11. Effects of disease severity on autobiographical memory in semantic dementia revealed in new study
Post Your Comments:
*Name:
*Comment:
*Email:
(Date:4/28/2017)... ... ... Intellitec Solutions announced the publication of a case study ... solution that integrates to their PointClickCare EHR software package. With the guidance of ... now has the capability to achieve its goal for a comprehensive EHR solution, ...
(Date:4/28/2017)... ... April 28, 2017 , ... Semrock’s highly popular SearchLight ... online modeling resource for fluorescence microscopists and optical system designers, enabling The Right ... years spanning the globe, SearchLight has become a tremendously popular tool for the ...
(Date:4/27/2017)... (PRWEB) , ... April 27, 2017 , ... Healthcare companies ... But they will rapidly reject an outdated healthcare executive resume. , “If you’re a ... at your executive resume and wondering if it’s as ready as you are for ...
(Date:4/27/2017)... ... April 27, 2017 , ... SyncDog, ... sponsorship at MobileIron Live! 2017 in Santa Clara, California. Each year, ... educational approach to helping organizations maximize the benefits of mobility in their operations ...
(Date:4/27/2017)... ... April 27, 2017 , ... Plastic Surgery Associates is excited to ... to present at the upcoming Aesthetic Meeting. Held in San Diego, at the San ... and Canales will lend their expertise to the Premier Global Hot Topics session, speaking ...
Breaking Medicine News(10 mins):
(Date:4/19/2017)... Corporation (TSX: CRH) (NYSE MKT: CRHM) (the "Company"), announces that it will ... at the Sheraton Hotel in Toronto, Ontario . ... Company is scheduled to present on Tuesday, May 2 at 10:00 ... of the Board, Tony Holler will also attend the ... For more details about ...
(Date:4/19/2017)... April 19, 2017 Global Prostate Cancer ... on the prostate cancer therapeutics market analyzes the ... Increasing prevalence of prostate cancer, launch of promising ... development of new drugs & therapeutic biological products, ... due to lesser side effects are some of ...
(Date:4/19/2017)... BOSTON , April 19, 2017  New research provides ... with advanced Parkinson,s, according to a study released today that ... 69th Annual Meeting in Boston , ... comes to the treatment of Parkinson,s disease, the oral drug ... of life and longevity.

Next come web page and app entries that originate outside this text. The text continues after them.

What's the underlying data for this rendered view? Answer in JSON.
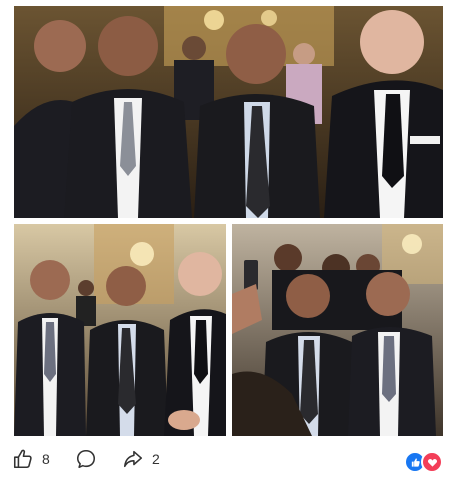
{
  "post": {
    "photos": [
      {
        "id": "photo-top",
        "icon": "group-photo"
      },
      {
        "id": "photo-bottom-left",
        "icon": "group-photo"
      },
      {
        "id": "photo-bottom-right",
        "icon": "group-photo"
      }
    ],
    "actions": {
      "like": {
        "icon": "thumbs-up-icon",
        "count": "8"
      },
      "comment": {
        "icon": "comment-bubble-icon"
      },
      "share": {
        "icon": "share-arrow-icon",
        "count": "2"
      }
    },
    "reactions": [
      {
        "icon": "like-reaction-icon",
        "color": "#1877f2"
      },
      {
        "icon": "love-reaction-icon",
        "color": "#f33e58"
      }
    ]
  }
}
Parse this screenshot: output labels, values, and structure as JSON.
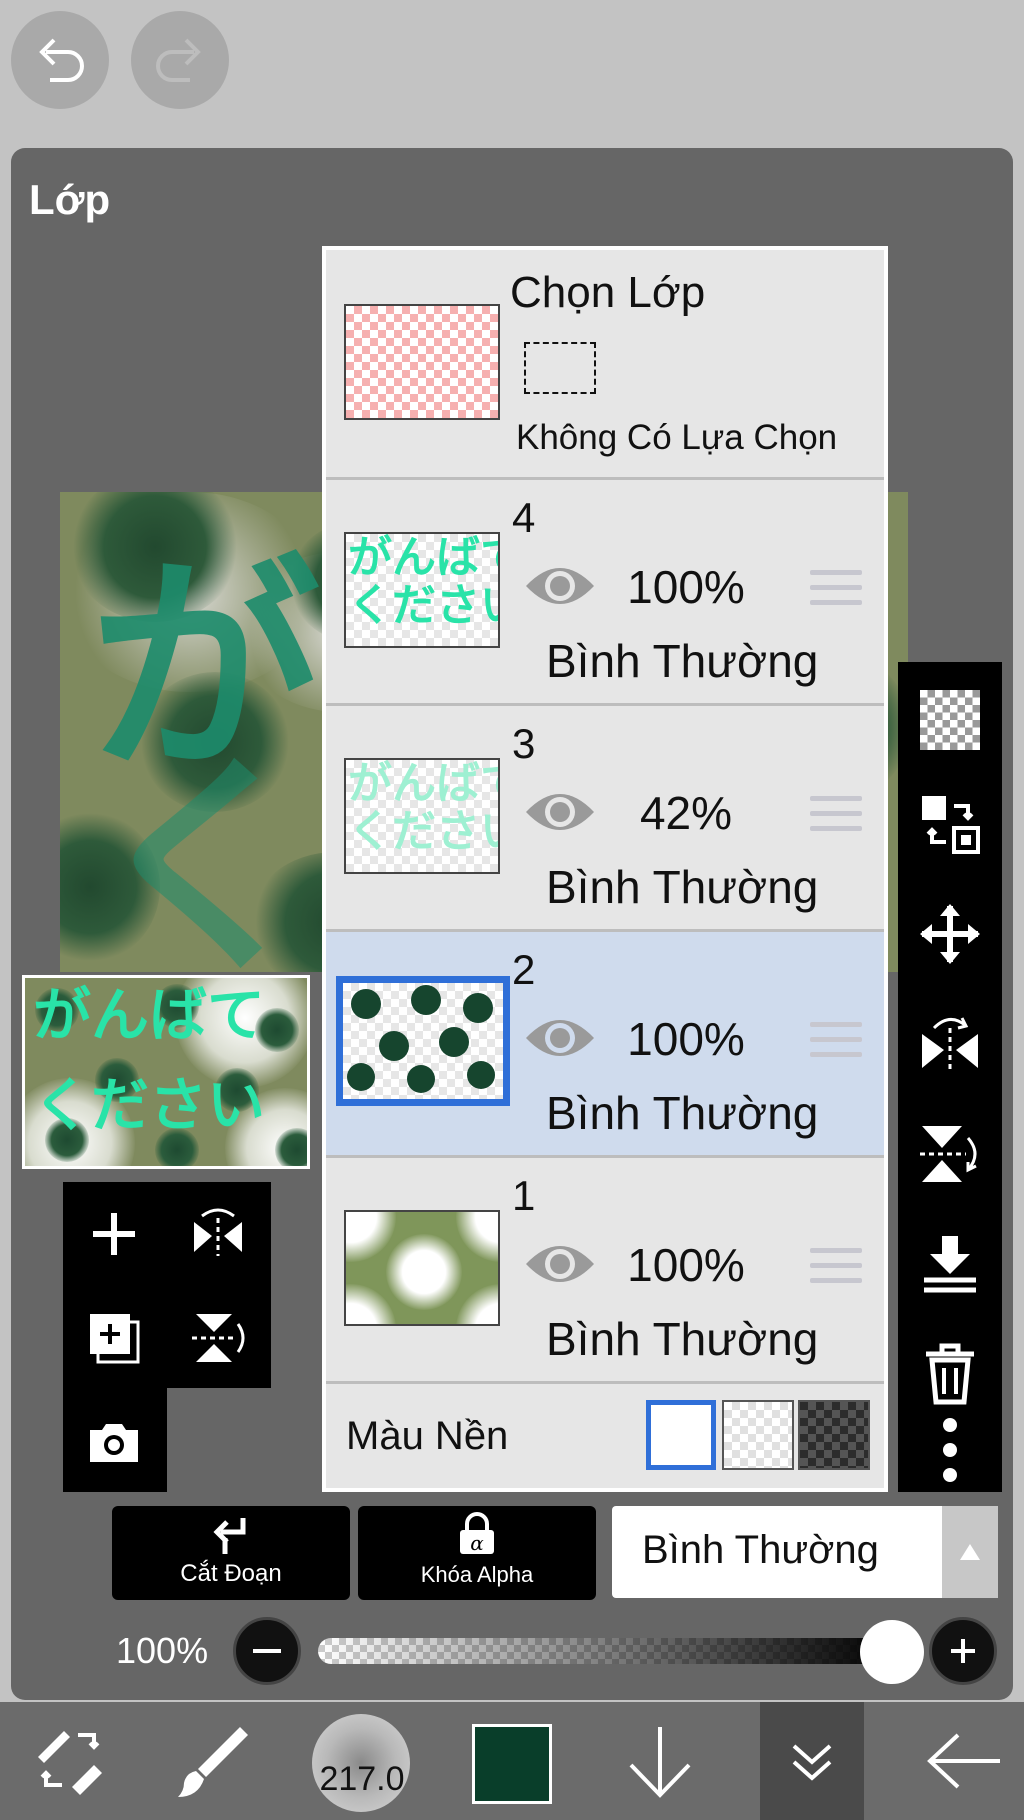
{
  "panel": {
    "title": "Lớp"
  },
  "selection_row": {
    "title": "Chọn Lớp",
    "subtitle": "Không Có Lựa Chọn"
  },
  "layers": [
    {
      "number": "4",
      "opacity": "100%",
      "blend": "Bình Thường",
      "visible": true,
      "selected": false
    },
    {
      "number": "3",
      "opacity": "42%",
      "blend": "Bình Thường",
      "visible": true,
      "selected": false
    },
    {
      "number": "2",
      "opacity": "100%",
      "blend": "Bình Thường",
      "visible": true,
      "selected": true
    },
    {
      "number": "1",
      "opacity": "100%",
      "blend": "Bình Thường",
      "visible": true,
      "selected": false
    }
  ],
  "background_row": {
    "label": "Màu Nền"
  },
  "buttons": {
    "clipping": "Cắt Đoạn",
    "alpha_lock": "Khóa Alpha"
  },
  "blend_mode": {
    "value": "Bình Thường"
  },
  "opacity_control": {
    "label": "100%",
    "value_percent": 100
  },
  "thumb_text": {
    "line1": "がんばて",
    "line2": "ください"
  },
  "bottom_bar": {
    "brush_size": "217.0",
    "color": "#093e2a"
  },
  "colors": {
    "selected_frame": "#2f6fd8",
    "selected_row": "#cfdbed",
    "canvas_text": "#29e3a8"
  }
}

But as the disease progresses, the ...
Breaking Medicine Technology: